**REQUIRED WORK**
Wherever the listing holds a picture, leave it out, and copy the remainder exactly.

**DATASET RECORDS**

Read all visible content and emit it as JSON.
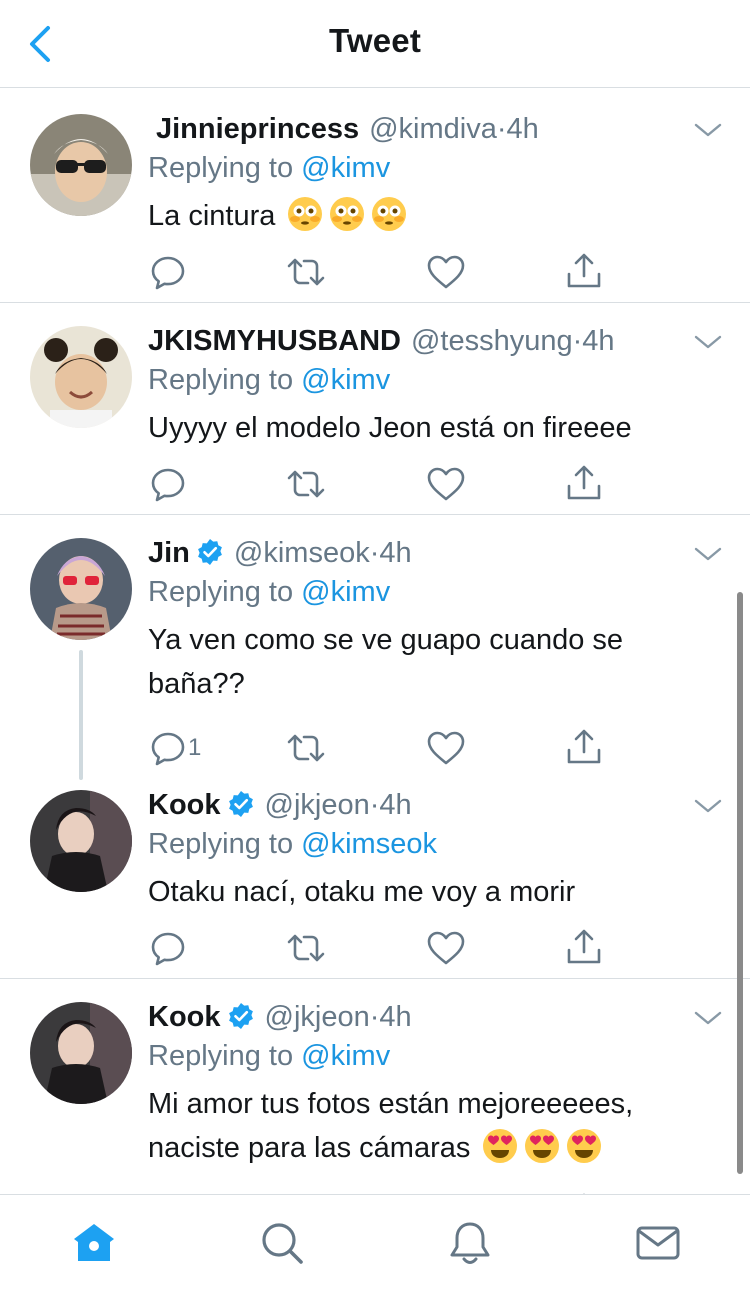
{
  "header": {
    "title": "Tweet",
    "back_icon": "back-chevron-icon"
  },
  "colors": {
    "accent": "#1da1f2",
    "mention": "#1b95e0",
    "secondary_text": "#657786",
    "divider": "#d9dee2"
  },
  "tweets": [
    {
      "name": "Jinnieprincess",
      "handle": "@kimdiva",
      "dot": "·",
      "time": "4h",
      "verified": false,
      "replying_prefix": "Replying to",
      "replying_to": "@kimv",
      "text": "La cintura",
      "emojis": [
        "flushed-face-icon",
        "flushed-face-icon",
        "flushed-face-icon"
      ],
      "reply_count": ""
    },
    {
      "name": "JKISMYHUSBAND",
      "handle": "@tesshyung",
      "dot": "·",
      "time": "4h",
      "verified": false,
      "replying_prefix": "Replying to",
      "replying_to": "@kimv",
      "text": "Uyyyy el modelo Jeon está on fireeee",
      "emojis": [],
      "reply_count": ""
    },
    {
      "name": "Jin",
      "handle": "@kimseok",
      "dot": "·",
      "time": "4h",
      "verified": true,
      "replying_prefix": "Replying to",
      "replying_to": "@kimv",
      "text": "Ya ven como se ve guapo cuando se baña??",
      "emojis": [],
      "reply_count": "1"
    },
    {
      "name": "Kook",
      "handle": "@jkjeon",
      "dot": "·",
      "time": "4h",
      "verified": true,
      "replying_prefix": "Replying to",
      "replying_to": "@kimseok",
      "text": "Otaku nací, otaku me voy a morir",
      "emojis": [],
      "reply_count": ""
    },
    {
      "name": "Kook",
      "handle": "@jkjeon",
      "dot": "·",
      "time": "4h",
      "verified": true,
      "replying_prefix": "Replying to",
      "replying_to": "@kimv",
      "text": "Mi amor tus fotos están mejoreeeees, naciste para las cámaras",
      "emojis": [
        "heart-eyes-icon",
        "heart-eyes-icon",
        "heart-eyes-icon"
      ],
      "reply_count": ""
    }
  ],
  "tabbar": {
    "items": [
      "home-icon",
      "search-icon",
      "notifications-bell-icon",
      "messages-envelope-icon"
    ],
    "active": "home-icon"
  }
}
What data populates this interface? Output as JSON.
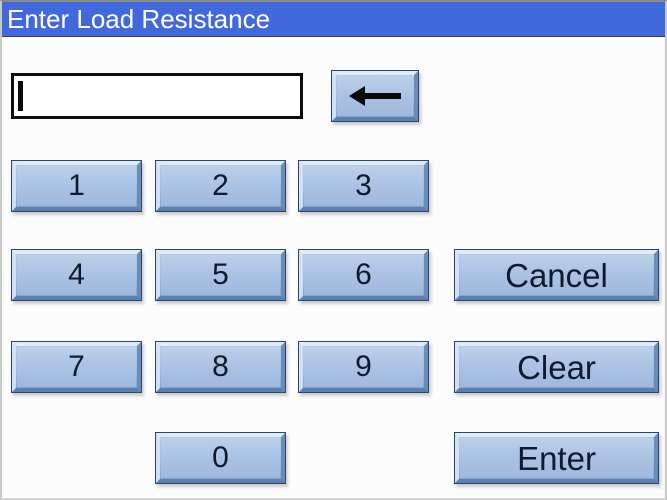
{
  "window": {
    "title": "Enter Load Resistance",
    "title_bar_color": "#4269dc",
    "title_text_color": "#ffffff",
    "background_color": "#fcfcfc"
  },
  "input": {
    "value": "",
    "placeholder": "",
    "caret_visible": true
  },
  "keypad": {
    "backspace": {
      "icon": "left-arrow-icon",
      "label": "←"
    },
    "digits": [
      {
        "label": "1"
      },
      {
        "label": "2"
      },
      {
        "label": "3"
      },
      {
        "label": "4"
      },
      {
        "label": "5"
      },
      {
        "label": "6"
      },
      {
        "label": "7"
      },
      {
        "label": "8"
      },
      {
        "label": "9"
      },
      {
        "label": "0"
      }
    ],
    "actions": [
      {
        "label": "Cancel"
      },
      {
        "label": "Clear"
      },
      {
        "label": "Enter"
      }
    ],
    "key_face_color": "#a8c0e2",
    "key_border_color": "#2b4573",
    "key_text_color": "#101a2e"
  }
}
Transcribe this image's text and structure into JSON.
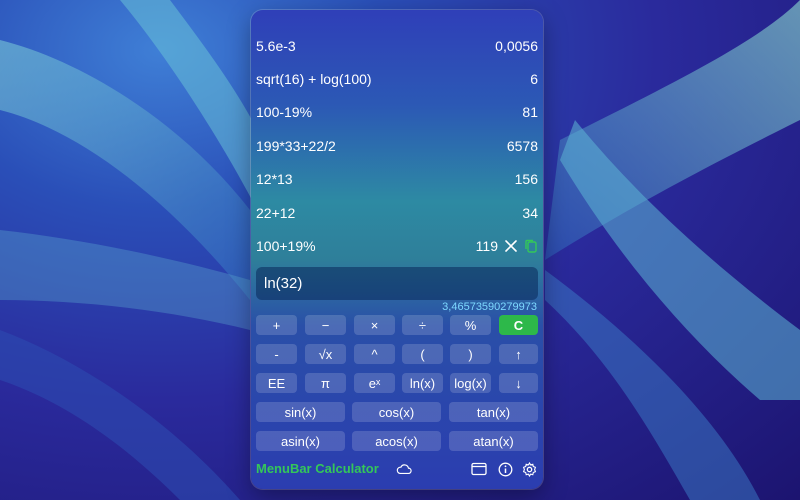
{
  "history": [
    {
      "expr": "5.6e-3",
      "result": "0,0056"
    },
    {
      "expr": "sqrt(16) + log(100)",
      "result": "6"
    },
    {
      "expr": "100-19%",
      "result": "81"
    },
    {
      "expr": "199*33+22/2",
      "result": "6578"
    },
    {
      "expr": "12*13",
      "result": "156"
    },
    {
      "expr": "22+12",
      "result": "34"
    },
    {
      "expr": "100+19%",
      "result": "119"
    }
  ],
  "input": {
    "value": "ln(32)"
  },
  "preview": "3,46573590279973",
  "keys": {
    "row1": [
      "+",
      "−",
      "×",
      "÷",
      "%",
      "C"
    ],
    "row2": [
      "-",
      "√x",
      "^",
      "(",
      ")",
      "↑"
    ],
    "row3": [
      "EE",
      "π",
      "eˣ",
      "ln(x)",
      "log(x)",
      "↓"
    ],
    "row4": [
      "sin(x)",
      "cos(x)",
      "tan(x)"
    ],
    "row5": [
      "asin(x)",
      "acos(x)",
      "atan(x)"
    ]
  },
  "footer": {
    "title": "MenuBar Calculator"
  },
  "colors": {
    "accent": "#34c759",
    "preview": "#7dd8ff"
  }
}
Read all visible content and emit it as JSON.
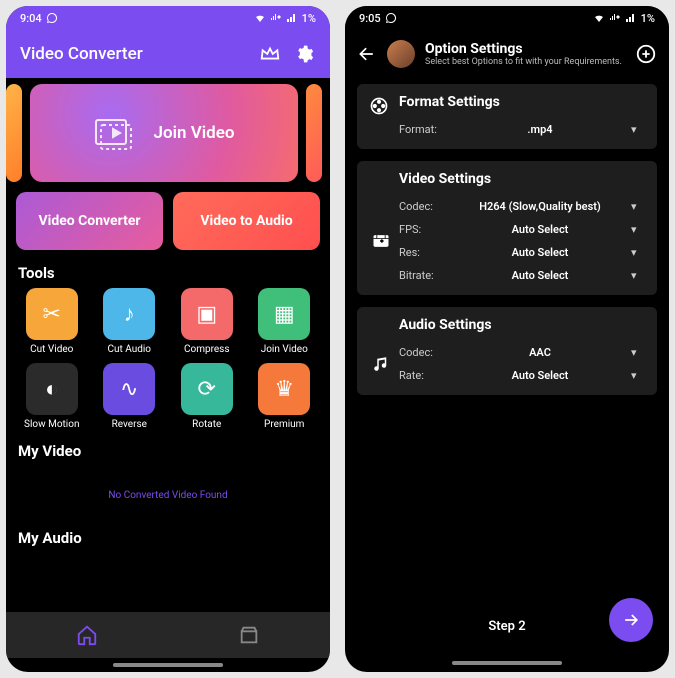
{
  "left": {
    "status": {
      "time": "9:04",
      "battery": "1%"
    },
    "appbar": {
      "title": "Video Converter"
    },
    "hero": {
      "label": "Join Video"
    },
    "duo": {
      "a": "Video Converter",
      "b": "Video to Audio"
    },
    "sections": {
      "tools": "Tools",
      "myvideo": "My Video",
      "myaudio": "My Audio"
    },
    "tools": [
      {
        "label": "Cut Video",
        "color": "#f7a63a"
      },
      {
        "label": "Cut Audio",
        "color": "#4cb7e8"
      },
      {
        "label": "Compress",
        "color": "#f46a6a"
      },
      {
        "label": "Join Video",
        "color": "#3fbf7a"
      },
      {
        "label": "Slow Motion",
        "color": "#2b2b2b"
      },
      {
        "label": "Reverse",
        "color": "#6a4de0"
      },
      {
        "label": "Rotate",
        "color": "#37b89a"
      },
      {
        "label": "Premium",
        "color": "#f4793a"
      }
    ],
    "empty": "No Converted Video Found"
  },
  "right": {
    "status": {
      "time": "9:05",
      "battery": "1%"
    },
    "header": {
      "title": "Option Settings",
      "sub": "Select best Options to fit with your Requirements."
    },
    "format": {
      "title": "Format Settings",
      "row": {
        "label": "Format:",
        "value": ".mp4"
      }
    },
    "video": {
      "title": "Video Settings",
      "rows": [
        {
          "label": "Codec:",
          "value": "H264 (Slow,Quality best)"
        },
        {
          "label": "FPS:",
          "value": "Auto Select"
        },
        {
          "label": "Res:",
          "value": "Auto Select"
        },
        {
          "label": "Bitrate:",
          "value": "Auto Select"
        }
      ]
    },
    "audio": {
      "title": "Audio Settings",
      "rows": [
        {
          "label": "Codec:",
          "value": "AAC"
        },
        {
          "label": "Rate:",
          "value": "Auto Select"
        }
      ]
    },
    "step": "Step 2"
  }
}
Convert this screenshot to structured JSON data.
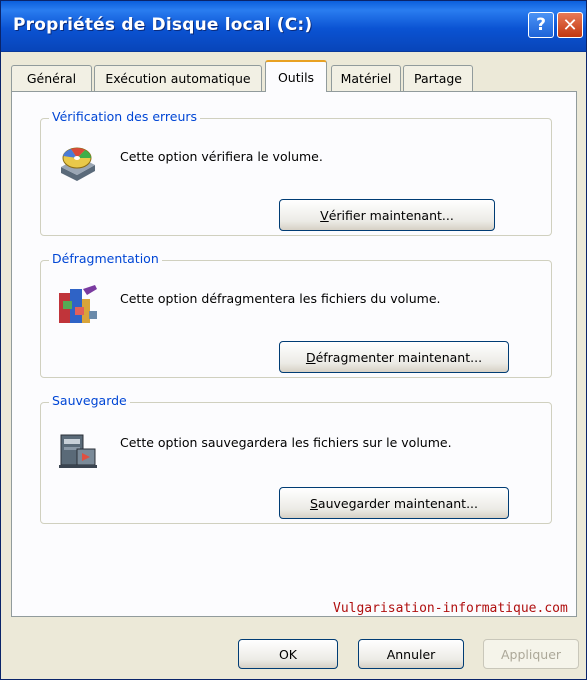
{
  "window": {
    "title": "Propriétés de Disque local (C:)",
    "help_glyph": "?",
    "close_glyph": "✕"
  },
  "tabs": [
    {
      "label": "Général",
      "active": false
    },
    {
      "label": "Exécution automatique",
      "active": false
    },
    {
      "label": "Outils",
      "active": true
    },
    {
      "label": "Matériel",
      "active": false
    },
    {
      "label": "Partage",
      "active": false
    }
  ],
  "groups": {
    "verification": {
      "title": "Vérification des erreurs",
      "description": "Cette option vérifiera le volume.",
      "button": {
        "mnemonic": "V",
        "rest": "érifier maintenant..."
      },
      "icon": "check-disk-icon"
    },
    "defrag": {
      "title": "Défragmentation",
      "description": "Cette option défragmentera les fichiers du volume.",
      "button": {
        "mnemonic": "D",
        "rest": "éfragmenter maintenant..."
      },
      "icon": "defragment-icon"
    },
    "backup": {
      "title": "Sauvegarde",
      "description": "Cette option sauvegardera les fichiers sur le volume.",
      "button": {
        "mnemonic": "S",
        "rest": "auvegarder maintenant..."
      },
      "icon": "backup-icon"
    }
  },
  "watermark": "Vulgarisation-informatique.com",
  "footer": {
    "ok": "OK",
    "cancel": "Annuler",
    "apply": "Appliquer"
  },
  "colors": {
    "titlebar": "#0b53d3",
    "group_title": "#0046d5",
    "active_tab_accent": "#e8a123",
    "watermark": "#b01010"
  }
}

**PROBLEM SOLUTION**
Read all visible content and emit it as JSON.
{
  "header": {
    "title": "Tweet",
    "back_icon": "back-chevron-icon"
  },
  "colors": {
    "accent": "#1da1f2",
    "mention": "#1b95e0",
    "secondary_text": "#657786",
    "divider": "#d9dee2"
  },
  "tweets": [
    {
      "name": "Jinnieprincess",
      "handle": "@kimdiva",
      "dot": "·",
      "time": "4h",
      "verified": false,
      "replying_prefix": "Replying to",
      "replying_to": "@kimv",
      "text": "La cintura",
      "emojis": [
        "flushed-face-icon",
        "flushed-face-icon",
        "flushed-face-icon"
      ],
      "reply_count": ""
    },
    {
      "name": "JKISMYHUSBAND",
      "handle": "@tesshyung",
      "dot": "·",
      "time": "4h",
      "verified": false,
      "replying_prefix": "Replying to",
      "replying_to": "@kimv",
      "text": "Uyyyy el modelo Jeon está on fireeee",
      "emojis": [],
      "reply_count": ""
    },
    {
      "name": "Jin",
      "handle": "@kimseok",
      "dot": "·",
      "time": "4h",
      "verified": true,
      "replying_prefix": "Replying to",
      "replying_to": "@kimv",
      "text": "Ya ven como se ve guapo cuando se baña??",
      "emojis": [],
      "reply_count": "1"
    },
    {
      "name": "Kook",
      "handle": "@jkjeon",
      "dot": "·",
      "time": "4h",
      "verified": true,
      "replying_prefix": "Replying to",
      "replying_to": "@kimseok",
      "text": "Otaku nací, otaku me voy a morir",
      "emojis": [],
      "reply_count": ""
    },
    {
      "name": "Kook",
      "handle": "@jkjeon",
      "dot": "·",
      "time": "4h",
      "verified": true,
      "replying_prefix": "Replying to",
      "replying_to": "@kimv",
      "text": "Mi amor tus fotos están mejoreeeees, naciste para las cámaras",
      "emojis": [
        "heart-eyes-icon",
        "heart-eyes-icon",
        "heart-eyes-icon"
      ],
      "reply_count": ""
    }
  ],
  "tabbar": {
    "items": [
      "home-icon",
      "search-icon",
      "notifications-bell-icon",
      "messages-envelope-icon"
    ],
    "active": "home-icon"
  }
}
What data populates this interface? Output as JSON.
{
  "window": {
    "title": "Enter Load Resistance",
    "title_bar_color": "#4269dc",
    "title_text_color": "#ffffff",
    "background_color": "#fcfcfc"
  },
  "input": {
    "value": "",
    "placeholder": "",
    "caret_visible": true
  },
  "keypad": {
    "backspace": {
      "icon": "left-arrow-icon",
      "label": "←"
    },
    "digits": [
      {
        "label": "1"
      },
      {
        "label": "2"
      },
      {
        "label": "3"
      },
      {
        "label": "4"
      },
      {
        "label": "5"
      },
      {
        "label": "6"
      },
      {
        "label": "7"
      },
      {
        "label": "8"
      },
      {
        "label": "9"
      },
      {
        "label": "0"
      }
    ],
    "actions": [
      {
        "label": "Cancel"
      },
      {
        "label": "Clear"
      },
      {
        "label": "Enter"
      }
    ],
    "key_face_color": "#a8c0e2",
    "key_border_color": "#2b4573",
    "key_text_color": "#101a2e"
  }
}
Transcribe this image's text and structure into JSON.
{
  "history": [
    {
      "expr": "5.6e-3",
      "result": "0,0056"
    },
    {
      "expr": "sqrt(16) + log(100)",
      "result": "6"
    },
    {
      "expr": "100-19%",
      "result": "81"
    },
    {
      "expr": "199*33+22/2",
      "result": "6578"
    },
    {
      "expr": "12*13",
      "result": "156"
    },
    {
      "expr": "22+12",
      "result": "34"
    },
    {
      "expr": "100+19%",
      "result": "119"
    }
  ],
  "input": {
    "value": "ln(32)"
  },
  "preview": "3,46573590279973",
  "keys": {
    "row1": [
      "+",
      "−",
      "×",
      "÷",
      "%",
      "C"
    ],
    "row2": [
      "-",
      "√x",
      "^",
      "(",
      ")",
      "↑"
    ],
    "row3": [
      "EE",
      "π",
      "eˣ",
      "ln(x)",
      "log(x)",
      "↓"
    ],
    "row4": [
      "sin(x)",
      "cos(x)",
      "tan(x)"
    ],
    "row5": [
      "asin(x)",
      "acos(x)",
      "atan(x)"
    ]
  },
  "footer": {
    "title": "MenuBar Calculator"
  },
  "colors": {
    "accent": "#34c759",
    "preview": "#7dd8ff"
  }
}
Read all visible content and emit it as JSON.
{
  "left": {
    "status": {
      "time": "9:04",
      "battery": "1%"
    },
    "appbar": {
      "title": "Video Converter"
    },
    "hero": {
      "label": "Join Video"
    },
    "duo": {
      "a": "Video Converter",
      "b": "Video to Audio"
    },
    "sections": {
      "tools": "Tools",
      "myvideo": "My Video",
      "myaudio": "My Audio"
    },
    "tools": [
      {
        "label": "Cut Video",
        "color": "#f7a63a"
      },
      {
        "label": "Cut Audio",
        "color": "#4cb7e8"
      },
      {
        "label": "Compress",
        "color": "#f46a6a"
      },
      {
        "label": "Join Video",
        "color": "#3fbf7a"
      },
      {
        "label": "Slow Motion",
        "color": "#2b2b2b"
      },
      {
        "label": "Reverse",
        "color": "#6a4de0"
      },
      {
        "label": "Rotate",
        "color": "#37b89a"
      },
      {
        "label": "Premium",
        "color": "#f4793a"
      }
    ],
    "empty": "No Converted Video Found"
  },
  "right": {
    "status": {
      "time": "9:05",
      "battery": "1%"
    },
    "header": {
      "title": "Option Settings",
      "sub": "Select best Options to fit with your Requirements."
    },
    "format": {
      "title": "Format Settings",
      "row": {
        "label": "Format:",
        "value": ".mp4"
      }
    },
    "video": {
      "title": "Video Settings",
      "rows": [
        {
          "label": "Codec:",
          "value": "H264 (Slow,Quality best)"
        },
        {
          "label": "FPS:",
          "value": "Auto Select"
        },
        {
          "label": "Res:",
          "value": "Auto Select"
        },
        {
          "label": "Bitrate:",
          "value": "Auto Select"
        }
      ]
    },
    "audio": {
      "title": "Audio Settings",
      "rows": [
        {
          "label": "Codec:",
          "value": "AAC"
        },
        {
          "label": "Rate:",
          "value": "Auto Select"
        }
      ]
    },
    "step": "Step 2"
  }
}
Convert this screenshot to structured JSON data.
{
  "window": {
    "title": "Propriétés de Disque local (C:)",
    "help_glyph": "?",
    "close_glyph": "✕"
  },
  "tabs": [
    {
      "label": "Général",
      "active": false
    },
    {
      "label": "Exécution automatique",
      "active": false
    },
    {
      "label": "Outils",
      "active": true
    },
    {
      "label": "Matériel",
      "active": false
    },
    {
      "label": "Partage",
      "active": false
    }
  ],
  "groups": {
    "verification": {
      "title": "Vérification des erreurs",
      "description": "Cette option vérifiera le volume.",
      "button": {
        "mnemonic": "V",
        "rest": "érifier maintenant..."
      },
      "icon": "check-disk-icon"
    },
    "defrag": {
      "title": "Défragmentation",
      "description": "Cette option défragmentera les fichiers du volume.",
      "button": {
        "mnemonic": "D",
        "rest": "éfragmenter maintenant..."
      },
      "icon": "defragment-icon"
    },
    "backup": {
      "title": "Sauvegarde",
      "description": "Cette option sauvegardera les fichiers sur le volume.",
      "button": {
        "mnemonic": "S",
        "rest": "auvegarder maintenant..."
      },
      "icon": "backup-icon"
    }
  },
  "watermark": "Vulgarisation-informatique.com",
  "footer": {
    "ok": "OK",
    "cancel": "Annuler",
    "apply": "Appliquer"
  },
  "colors": {
    "titlebar": "#0b53d3",
    "group_title": "#0046d5",
    "active_tab_accent": "#e8a123",
    "watermark": "#b01010"
  }
}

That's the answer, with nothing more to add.